Tofu is good? Why yes, yes it is!
Last night we made Mapo Tofu. If you had told me ten years ago that I'd be craving this dish, I'd tell you that you were crazy. But that isn't the only thing I've discovered that I like. Biscuit Boy and I have introduced each other to foods we'd never tried before. I introduced him to foods from my family's NY roots, bagles, egg on roll, bialy's...... My family lived in NY until I was a teenager when we moved to TN, so I had years of eating southern foods before I met Biscuit Boy who is a true Southerner. Born and raise in TN. Although there wasn't much in the Southern Food realm that he could introduce me to, he did make me sushi on our third date. When he told me that 's what he was making, the first thought ran through my head was, "What ever you do, don't gag." I had never tried sushi before, nor had the desire to. Raw fish? Ick! Well......wasn't I surprised when I tentatively bit into the tuna and rice! I didn't gag, in fact I think I made some sort of nummy sound. Needless to say, we ate all the sushi he prepared. A short time after that date, we took my nephew out with us for sushi. He was 11 or 12 at the time and has always been willing to try anything you put in front of him. We gave him a piece of Eel sushi which quickly disappeared. He earned the name Eel Boy night. It's still his favorite kind of sushi.
Anyway, I digress. Back to the Mapo Tofu. We used our ever-faithful "Land of Plenty" cookbook for this dish. And like the pan-fried dumplings, it took a few tried before we perfected it. Each time we used a different chili bean paste. According to the cookbook's author, chili bean paste made with fava beans is what she prefers. We went to a local Chinese market and studied the jars of bean paste. None listed fava beans so we randomly chose one that had soybeans listed as the first ingredient. We used it in the first Mapo tofu we made and while it was good, we still wondered what it would taste like if we found a paste made with favas.
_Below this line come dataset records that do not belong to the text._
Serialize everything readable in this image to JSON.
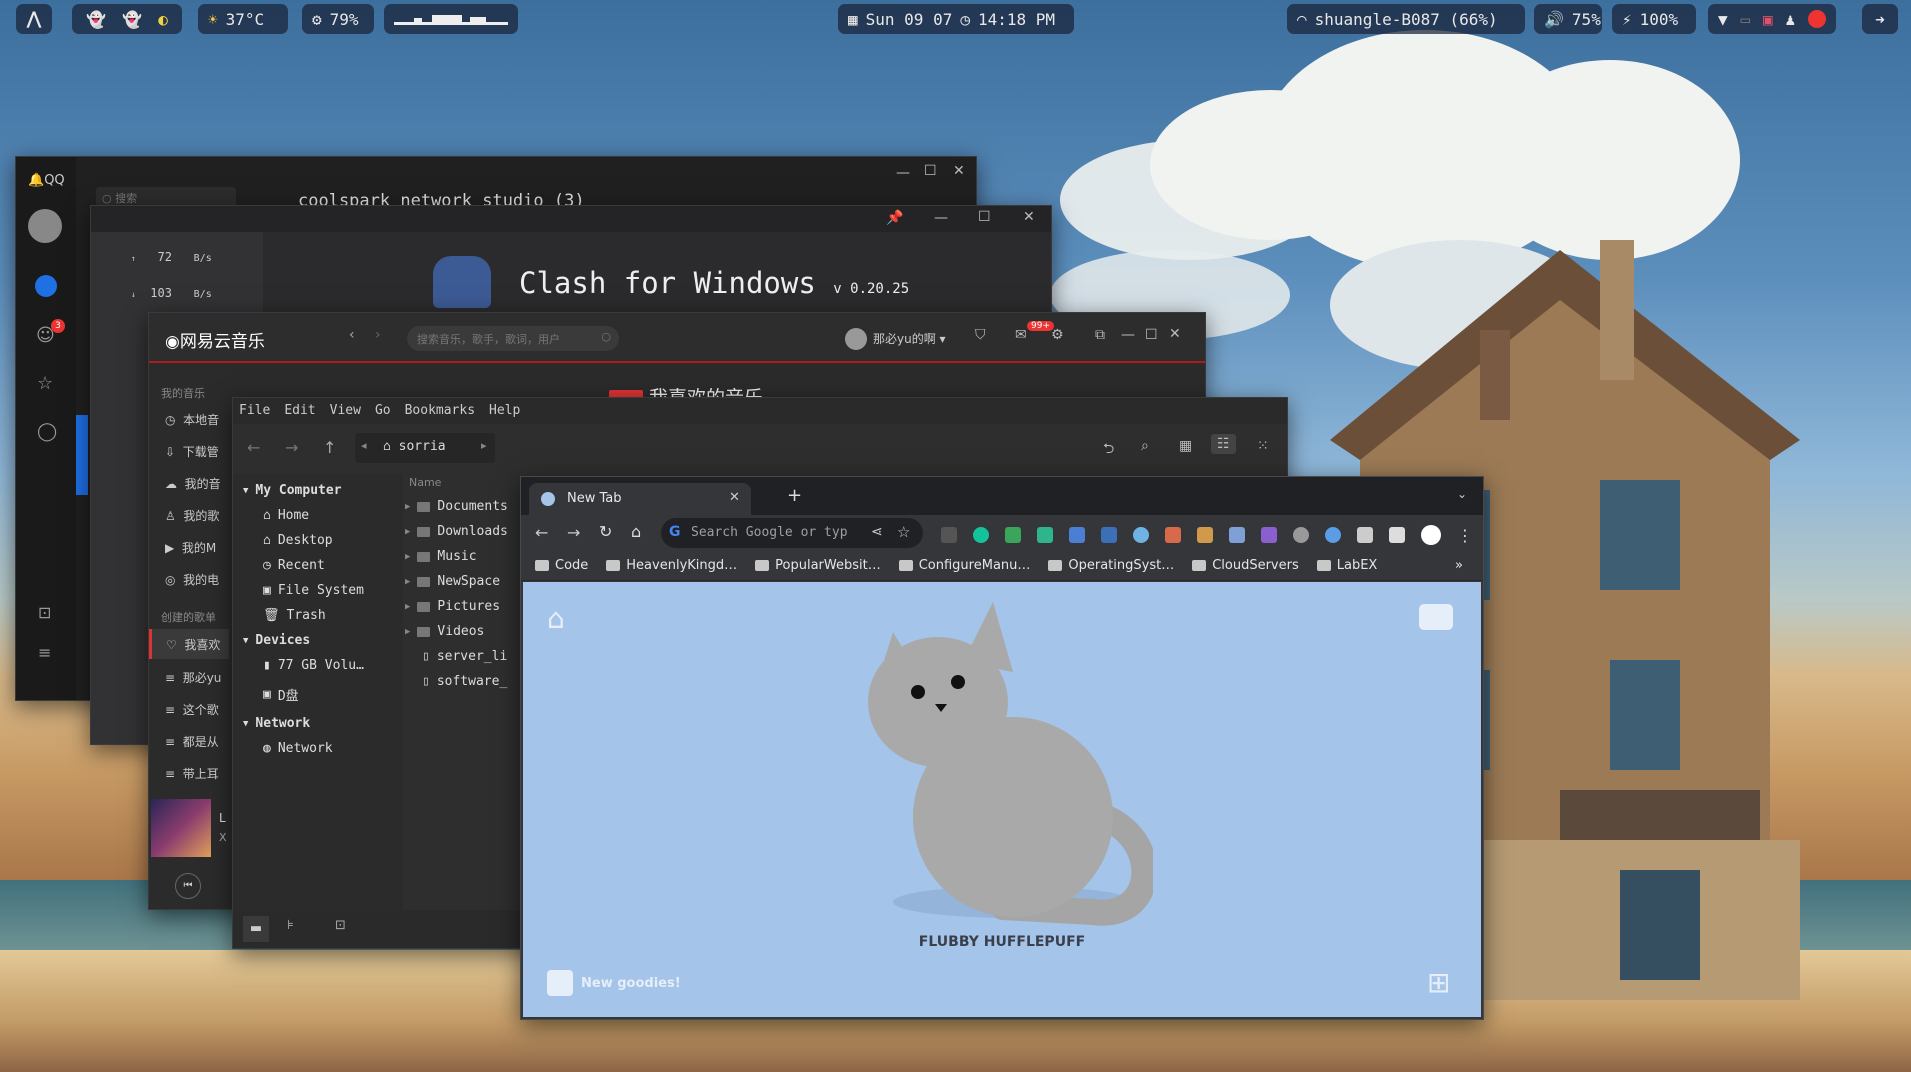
{
  "topbar": {
    "weather": "37°C",
    "brightness": "79%",
    "date": "Sun 09 07",
    "time": "14:18 PM",
    "wifi": "shuangle-B087 (66%)",
    "volume": "75%",
    "battery": "100%"
  },
  "qq": {
    "title": "QQ",
    "search_placeholder": "搜索",
    "chat_title": "coolspark network studio (3)",
    "badge": "3",
    "unread_label": "03"
  },
  "clash": {
    "title": "Clash for Windows",
    "version": "v 0.20.25",
    "upload_value": "72",
    "upload_unit": "B/s",
    "download_value": "103",
    "download_unit": "B/s"
  },
  "netease": {
    "logo": "网易云音乐",
    "search_placeholder": "搜索音乐，歌手，歌词，用户",
    "user": "那必yu的啊",
    "mail_badge": "99+",
    "section_mine": "我的音乐",
    "items": [
      "本地音",
      "下载管",
      "我的音",
      "我的歌",
      "我的M",
      "我的电"
    ],
    "section_created": "创建的歌单",
    "playlists": [
      "我喜欢",
      "那必yu",
      "这个歌",
      "都是从",
      "带上耳"
    ],
    "playlist_header": "我喜欢的音乐",
    "now_playing_line1": "L",
    "now_playing_line2": "X"
  },
  "filemanager": {
    "menu": [
      "File",
      "Edit",
      "View",
      "Go",
      "Bookmarks",
      "Help"
    ],
    "path": "sorria",
    "sections": {
      "my_computer": "My Computer",
      "devices": "Devices",
      "network": "Network"
    },
    "places": [
      "Home",
      "Desktop",
      "Recent",
      "File System",
      "Trash"
    ],
    "devices": [
      "77 GB Volu…",
      "D盘"
    ],
    "network_items": [
      "Network"
    ],
    "column_name": "Name",
    "folders": [
      "Documents",
      "Downloads",
      "Music",
      "NewSpace",
      "Pictures",
      "Videos"
    ],
    "files": [
      "server_li",
      "software_"
    ]
  },
  "chrome": {
    "tab_title": "New Tab",
    "omnibox_placeholder": "Search Google or typ",
    "bookmarks": [
      "Code",
      "HeavenlyKingd…",
      "PopularWebsit…",
      "ConfigureManu…",
      "OperatingSyst…",
      "CloudServers",
      "LabEX"
    ],
    "bookmarks_more": "»",
    "cat_name": "FLUBBY HUFFLEPUFF",
    "new_goodies": "New goodies!",
    "page_bg": "#a4c4ea"
  }
}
On a second visit to the market, we again could not find the elusive fava beans listed on any of the labels. Instead we chose a bean paste that listed chilis as the first ingredient. Why I never thought about the heat factor, is beyond me. I should have tasted that stuff before I used it. If I had, I would have known not to add any more chilis into the mapo tofu. To say the final product was hot would be an understatement. It was blistering! I don't think my mouth could have burned more if I licked a lava flow. I couldn't even finish my bowl.
So it was back to the market. Did I mention that there is a (Manchurian) chinese restaurant in the same shopping center as the market? It was always a good excuse to go eat there whenever we go to that market. More on that in a future entry..... On our third trip to the market, we noticed several jars of bean paste listed Broad beans as the first ingredient. We thought we'd give it a try. And had I done my homework beforehand, I would have realized that fava beans and broad beans are the same thing. Bingo! We had the chili bean paste we were seeking.
This bean paste has a nice cumulative heat that doesn't smack you in the face like the last one did. And when added to the dish, along with the Szechuan peppercorns, produced a great bowl of mapo tofu. Numbing, hot (but not too hot) and full of flavor. We fought over who got to take the leftovers for lunch the next day (I won.)